▶ [Task details]: Could you filter the listing for lines with the word "коричневая" and return them?
■ ■ ■ ■
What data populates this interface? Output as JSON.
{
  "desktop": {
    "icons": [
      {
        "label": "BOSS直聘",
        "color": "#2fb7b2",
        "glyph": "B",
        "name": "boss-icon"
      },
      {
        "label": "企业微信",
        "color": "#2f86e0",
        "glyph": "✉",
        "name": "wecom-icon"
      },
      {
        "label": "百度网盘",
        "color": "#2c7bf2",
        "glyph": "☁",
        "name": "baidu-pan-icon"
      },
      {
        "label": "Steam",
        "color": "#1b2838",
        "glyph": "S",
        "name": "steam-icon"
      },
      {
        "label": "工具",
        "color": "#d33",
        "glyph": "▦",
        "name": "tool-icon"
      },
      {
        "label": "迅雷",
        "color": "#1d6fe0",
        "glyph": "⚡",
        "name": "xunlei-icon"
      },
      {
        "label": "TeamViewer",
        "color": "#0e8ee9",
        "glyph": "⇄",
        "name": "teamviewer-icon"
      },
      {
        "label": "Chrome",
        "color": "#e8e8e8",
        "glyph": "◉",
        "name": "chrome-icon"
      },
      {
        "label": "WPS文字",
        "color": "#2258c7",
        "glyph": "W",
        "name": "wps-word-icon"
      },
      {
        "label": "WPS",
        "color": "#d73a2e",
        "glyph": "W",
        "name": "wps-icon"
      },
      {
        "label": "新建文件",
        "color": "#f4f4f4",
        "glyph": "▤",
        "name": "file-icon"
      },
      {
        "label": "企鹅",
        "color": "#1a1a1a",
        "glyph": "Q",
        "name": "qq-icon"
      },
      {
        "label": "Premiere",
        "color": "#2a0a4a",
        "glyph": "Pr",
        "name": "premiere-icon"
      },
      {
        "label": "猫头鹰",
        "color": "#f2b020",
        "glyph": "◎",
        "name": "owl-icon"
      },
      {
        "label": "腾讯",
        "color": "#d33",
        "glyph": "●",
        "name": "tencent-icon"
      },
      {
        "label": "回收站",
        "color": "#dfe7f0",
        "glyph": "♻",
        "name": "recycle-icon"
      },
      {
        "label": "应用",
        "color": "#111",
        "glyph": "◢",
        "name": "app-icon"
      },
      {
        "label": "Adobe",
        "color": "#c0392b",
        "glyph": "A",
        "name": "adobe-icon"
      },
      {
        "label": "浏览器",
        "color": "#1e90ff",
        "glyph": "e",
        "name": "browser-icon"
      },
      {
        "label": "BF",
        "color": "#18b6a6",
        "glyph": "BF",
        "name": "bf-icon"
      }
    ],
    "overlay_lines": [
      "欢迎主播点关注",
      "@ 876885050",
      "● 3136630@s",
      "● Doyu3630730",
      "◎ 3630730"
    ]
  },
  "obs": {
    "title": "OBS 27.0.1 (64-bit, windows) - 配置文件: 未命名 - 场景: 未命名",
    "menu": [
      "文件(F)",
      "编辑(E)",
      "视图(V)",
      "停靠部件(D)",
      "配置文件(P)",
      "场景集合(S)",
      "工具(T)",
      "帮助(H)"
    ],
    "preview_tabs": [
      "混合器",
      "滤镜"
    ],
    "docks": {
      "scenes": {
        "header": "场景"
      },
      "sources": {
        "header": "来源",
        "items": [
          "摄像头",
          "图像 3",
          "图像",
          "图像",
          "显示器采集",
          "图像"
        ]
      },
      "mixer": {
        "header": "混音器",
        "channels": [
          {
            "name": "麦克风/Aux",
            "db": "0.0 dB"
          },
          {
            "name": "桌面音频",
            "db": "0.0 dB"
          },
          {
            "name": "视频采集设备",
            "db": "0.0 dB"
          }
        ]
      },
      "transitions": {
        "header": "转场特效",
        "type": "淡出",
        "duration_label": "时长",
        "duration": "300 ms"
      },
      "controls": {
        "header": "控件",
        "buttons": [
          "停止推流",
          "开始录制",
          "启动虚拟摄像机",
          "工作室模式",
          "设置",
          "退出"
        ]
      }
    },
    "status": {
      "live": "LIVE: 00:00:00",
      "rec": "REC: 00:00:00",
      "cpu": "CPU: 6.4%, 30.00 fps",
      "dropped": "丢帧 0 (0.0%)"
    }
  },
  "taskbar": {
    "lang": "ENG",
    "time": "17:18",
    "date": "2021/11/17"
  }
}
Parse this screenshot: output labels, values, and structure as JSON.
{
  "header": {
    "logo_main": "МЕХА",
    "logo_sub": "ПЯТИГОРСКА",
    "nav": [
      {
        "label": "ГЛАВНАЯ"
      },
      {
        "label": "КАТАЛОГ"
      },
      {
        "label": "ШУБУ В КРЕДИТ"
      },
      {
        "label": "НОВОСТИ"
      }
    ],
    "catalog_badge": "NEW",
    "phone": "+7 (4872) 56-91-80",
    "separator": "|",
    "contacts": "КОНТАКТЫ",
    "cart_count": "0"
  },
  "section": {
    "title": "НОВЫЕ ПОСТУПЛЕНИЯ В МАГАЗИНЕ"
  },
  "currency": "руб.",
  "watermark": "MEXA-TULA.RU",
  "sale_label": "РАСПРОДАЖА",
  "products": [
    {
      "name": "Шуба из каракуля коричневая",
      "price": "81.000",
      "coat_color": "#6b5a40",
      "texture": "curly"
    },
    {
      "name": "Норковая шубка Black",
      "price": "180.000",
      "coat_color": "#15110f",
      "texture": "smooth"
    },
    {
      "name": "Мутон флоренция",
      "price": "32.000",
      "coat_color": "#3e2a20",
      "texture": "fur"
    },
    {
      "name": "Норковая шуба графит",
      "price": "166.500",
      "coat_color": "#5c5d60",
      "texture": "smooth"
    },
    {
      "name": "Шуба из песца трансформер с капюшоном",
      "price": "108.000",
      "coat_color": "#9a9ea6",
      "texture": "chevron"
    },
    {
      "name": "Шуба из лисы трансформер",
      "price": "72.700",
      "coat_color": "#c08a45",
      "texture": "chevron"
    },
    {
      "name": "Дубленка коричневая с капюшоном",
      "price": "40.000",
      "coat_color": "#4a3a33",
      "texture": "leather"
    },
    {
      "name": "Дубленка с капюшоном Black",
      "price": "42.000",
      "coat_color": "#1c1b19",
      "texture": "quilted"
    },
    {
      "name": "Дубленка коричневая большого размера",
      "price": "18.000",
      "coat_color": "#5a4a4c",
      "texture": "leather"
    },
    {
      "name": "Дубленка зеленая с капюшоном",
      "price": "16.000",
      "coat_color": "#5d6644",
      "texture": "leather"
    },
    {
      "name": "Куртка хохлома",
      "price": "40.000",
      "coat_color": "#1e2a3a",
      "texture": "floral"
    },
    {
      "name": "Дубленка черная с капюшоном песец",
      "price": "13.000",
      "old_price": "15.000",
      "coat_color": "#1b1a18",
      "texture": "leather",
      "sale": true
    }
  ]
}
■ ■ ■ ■
▶ [Reply to the task]:
      "name": "Шуба из каракуля коричневая",
      "name": "Дубленка коричневая с капюшоном",
      "name": "Дубленка коричневая большого размера",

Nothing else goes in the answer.